Working as a doctor when acutely ill: comments made by doctors responding to United Kingdom surveys.
Smith F., Goldacre MJ., Lambert TW.

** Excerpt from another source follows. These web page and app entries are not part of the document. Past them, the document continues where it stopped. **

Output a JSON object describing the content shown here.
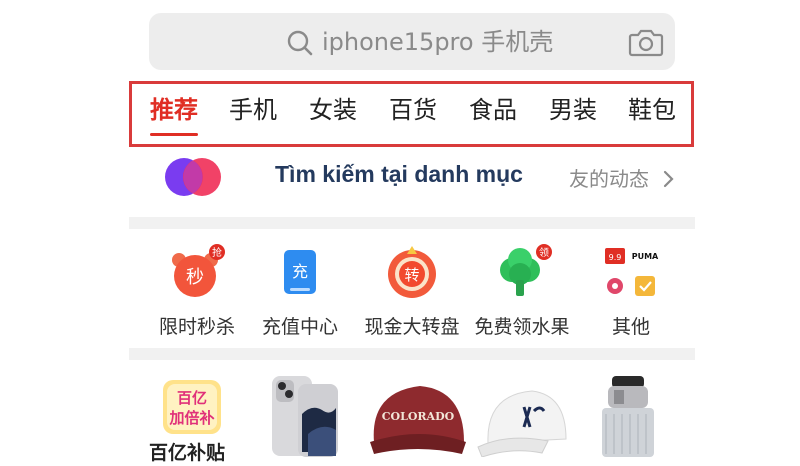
{
  "search": {
    "placeholder": "iphone15pro 手机壳"
  },
  "tabs": [
    {
      "label": "推荐",
      "active": true
    },
    {
      "label": "手机"
    },
    {
      "label": "女装"
    },
    {
      "label": "百货"
    },
    {
      "label": "食品"
    },
    {
      "label": "男装"
    },
    {
      "label": "鞋包"
    }
  ],
  "banner": {
    "text": "Tìm kiếm tại danh mục",
    "friend_activity": "友的动态"
  },
  "functions": [
    {
      "label": "限时秒杀",
      "icon": "flash-sale-clock-icon",
      "badge": "抢",
      "glyph": "秒"
    },
    {
      "label": "充值中心",
      "icon": "recharge-icon",
      "glyph": "充"
    },
    {
      "label": "现金大转盘",
      "icon": "cash-wheel-icon",
      "glyph": "转"
    },
    {
      "label": "免费领水果",
      "icon": "free-fruit-tree-icon",
      "badge": "领"
    },
    {
      "label": "其他",
      "icon": "more-brands-icon",
      "mini_text": [
        "9.9",
        "PUMA"
      ]
    }
  ],
  "products": {
    "subsidy_badge": [
      "百亿",
      "加倍补"
    ],
    "subsidy_label": "百亿补贴",
    "cap_text": "COLORADO"
  },
  "colors": {
    "accent": "#e02e24",
    "highlight_box": "#d93b3b",
    "banner_text": "#243a5e"
  }
}
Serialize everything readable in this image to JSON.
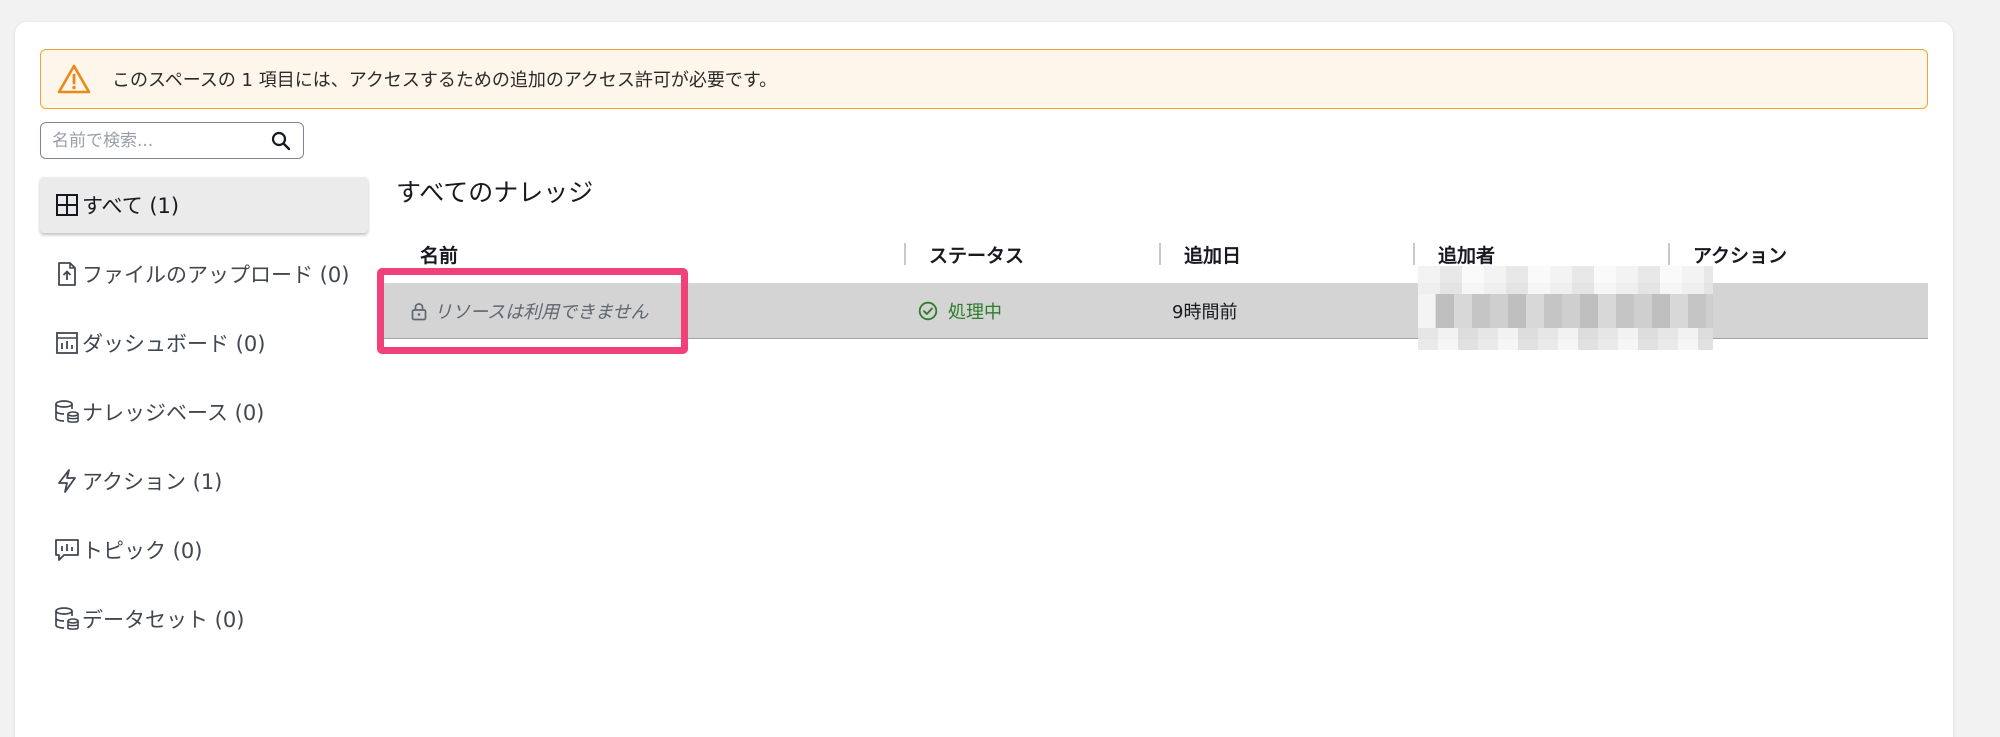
{
  "alert": {
    "message": "このスペースの 1 項目には、アクセスするための追加のアクセス許可が必要です。",
    "icon": "warning-icon"
  },
  "search": {
    "placeholder": "名前で検索..."
  },
  "sidebar": {
    "items": [
      {
        "label": "すべて (1)",
        "icon": "grid-icon",
        "active": true
      },
      {
        "label": "ファイルのアップロード (0)",
        "icon": "file-upload-icon"
      },
      {
        "label": "ダッシュボード (0)",
        "icon": "dashboard-icon"
      },
      {
        "label": "ナレッジベース (0)",
        "icon": "database-icon"
      },
      {
        "label": "アクション (1)",
        "icon": "lightning-icon"
      },
      {
        "label": "トピック (0)",
        "icon": "topic-chat-icon"
      },
      {
        "label": "データセット (0)",
        "icon": "dataset-icon"
      }
    ]
  },
  "main": {
    "title": "すべてのナレッジ",
    "columns": [
      "名前",
      "ステータス",
      "追加日",
      "追加者",
      "アクション"
    ],
    "rows": [
      {
        "name": "リソースは利用できません",
        "status": "処理中",
        "added_date": "9時間前"
      }
    ]
  },
  "colors": {
    "alert_border": "#f0a436",
    "alert_background": "#fef6ea",
    "status_green": "#2d7d2d",
    "highlight": "#f0417a"
  }
}
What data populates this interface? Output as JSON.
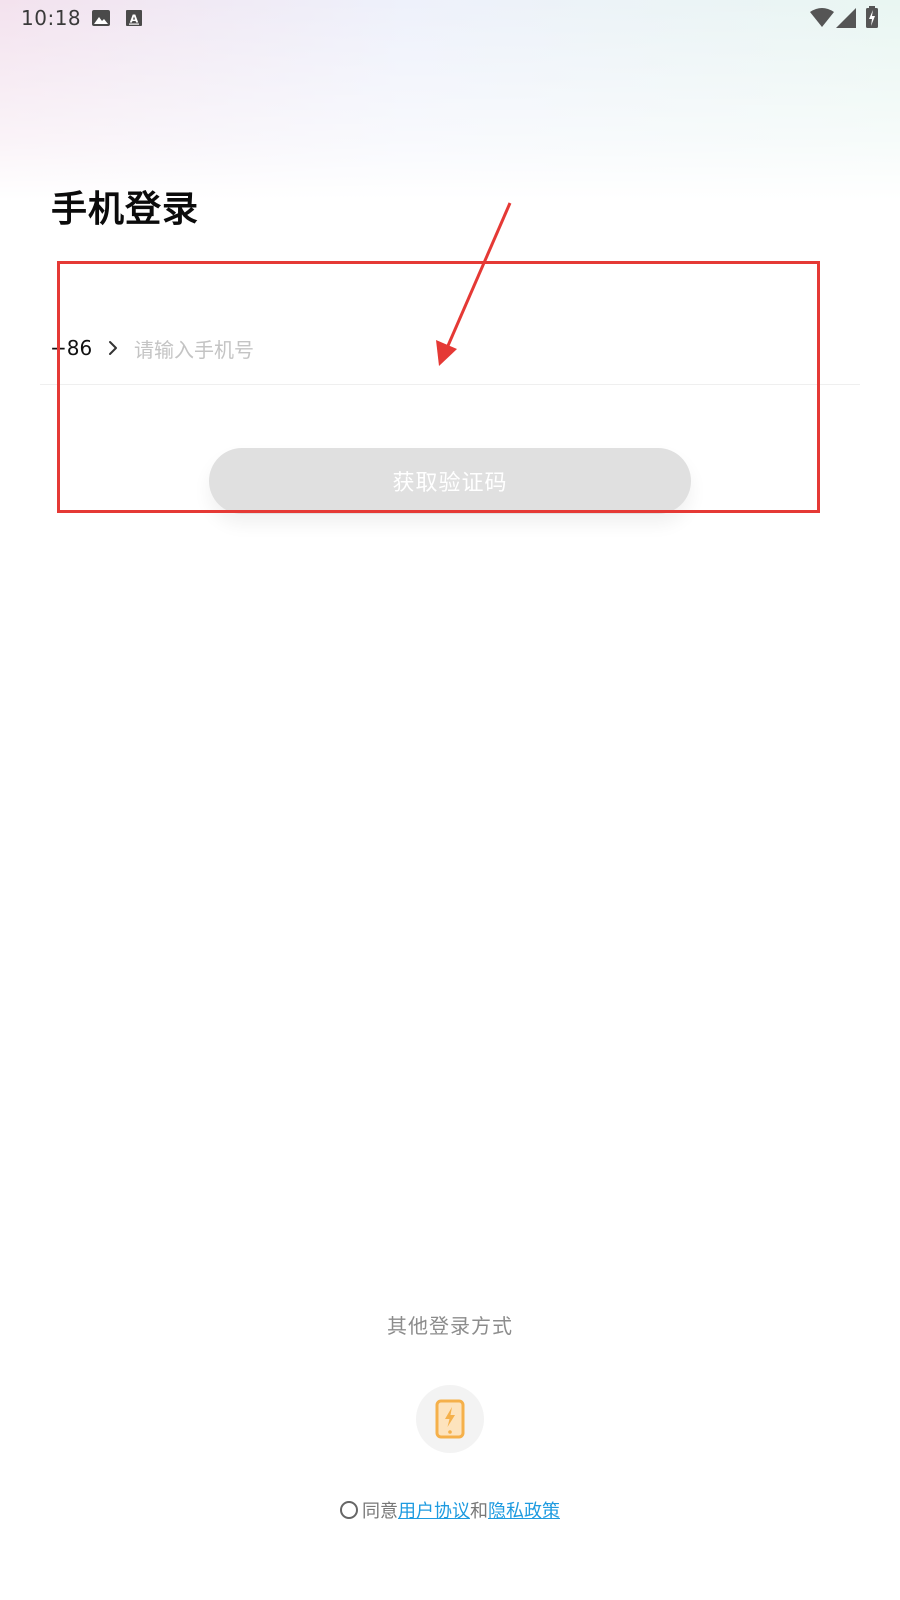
{
  "status_bar": {
    "time": "10:18",
    "icons": [
      "image-icon",
      "font-icon",
      "wifi-icon",
      "signal-icon",
      "battery-icon"
    ]
  },
  "title": "手机登录",
  "phone": {
    "country_code": "+86",
    "placeholder": "请输入手机号",
    "value": ""
  },
  "get_code_button": "获取验证码",
  "other_login": {
    "label": "其他登录方式",
    "icon": "phone-flash-icon"
  },
  "agreement": {
    "prefix": "同意",
    "user_agreement": "用户协议",
    "conjunction": "和",
    "privacy_policy": "隐私政策"
  },
  "colors": {
    "annotation": "#e53935",
    "button_disabled": "#e0e0e0",
    "link": "#1e9be0",
    "icon_accent": "#f5b04a"
  }
}
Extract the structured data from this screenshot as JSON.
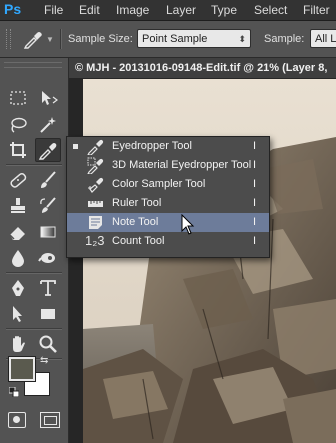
{
  "menubar": {
    "logo": "Ps",
    "items": [
      "File",
      "Edit",
      "Image",
      "Layer",
      "Type",
      "Select",
      "Filter"
    ]
  },
  "options": {
    "sample_size_label": "Sample Size:",
    "sample_size_value": "Point Sample",
    "sample_label": "Sample:",
    "sample_value": "All La"
  },
  "document": {
    "title": "© MJH - 20131016-09148-Edit.tif @ 21% (Layer 8,"
  },
  "flyout": {
    "items": [
      {
        "label": "Eyedropper Tool",
        "shortcut": "I",
        "icon": "eyedropper-icon",
        "current": true,
        "selected": false
      },
      {
        "label": "3D Material Eyedropper Tool",
        "shortcut": "I",
        "icon": "3d-material-eyedropper-icon",
        "current": false,
        "selected": false
      },
      {
        "label": "Color Sampler Tool",
        "shortcut": "I",
        "icon": "color-sampler-icon",
        "current": false,
        "selected": false
      },
      {
        "label": "Ruler Tool",
        "shortcut": "I",
        "icon": "ruler-icon",
        "current": false,
        "selected": false
      },
      {
        "label": "Note Tool",
        "shortcut": "I",
        "icon": "note-icon",
        "current": false,
        "selected": true
      },
      {
        "label": "Count Tool",
        "shortcut": "I",
        "icon": "count-icon",
        "current": false,
        "selected": false
      }
    ],
    "count_glyph": "1₂3"
  },
  "colors": {
    "accent_selected": "#6d7c9a",
    "foreground_swatch": "#5a5a4e",
    "background_swatch": "#ffffff",
    "ps_blue": "#31a8ff"
  }
}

OBJECTIVES: We undertook multi-purpose surveys of doctors who qualified in the United Kingdom between 1993 and 2012. Doctors were asked specific questions about their careers and were asked to comment about any aspect of their training or work. We report doctors' comments about working whilst acutely ill. DESIGN: Self-completed questionnaire surveys. SETTING: United Kingdom. PARTICIPANTS: Nine cohorts of doctors, comprising all United Kingdom medical qualifiers of 1993, 1996, 1999, 2000, 2002, 2005, 2008, 2009 and 2012. MAIN OUTCOME MEASURES: Comments made by doctors about working when ill, in surveys one, five and 10 years after graduation. RESULTS: The response rate, overall, was 57.4% (38,613/67,224 doctors). Free-text comments were provided by 30.7% (11,859/38,613). Three-hundred and twenty one doctors (2.7% of those who wrote comments) wrote about working when feeling acutely ill. Working with Exhaustion/fatigue was the most frequent topic raised (195 doctors), followed by problems with Taking time off for illness (112), and general comments on Physical/mental health problems (66). Other topics raised included Support from others, Leaving or adapting/coping with the situation, Bullying, the Doctor's ability to care for patients and Death/bereavement. Arrangements for cover due to illness were regarded as insufficient by some respondents; some wrote that doctors were expected to work harder and longer to cover for colleagues absent because of illness. CONCLUSIONS: We recommend that employers ensure that it is not unduly difficult for doctors to take time off work when ill, and that employers review their strategies for covering ill doctors who are off work.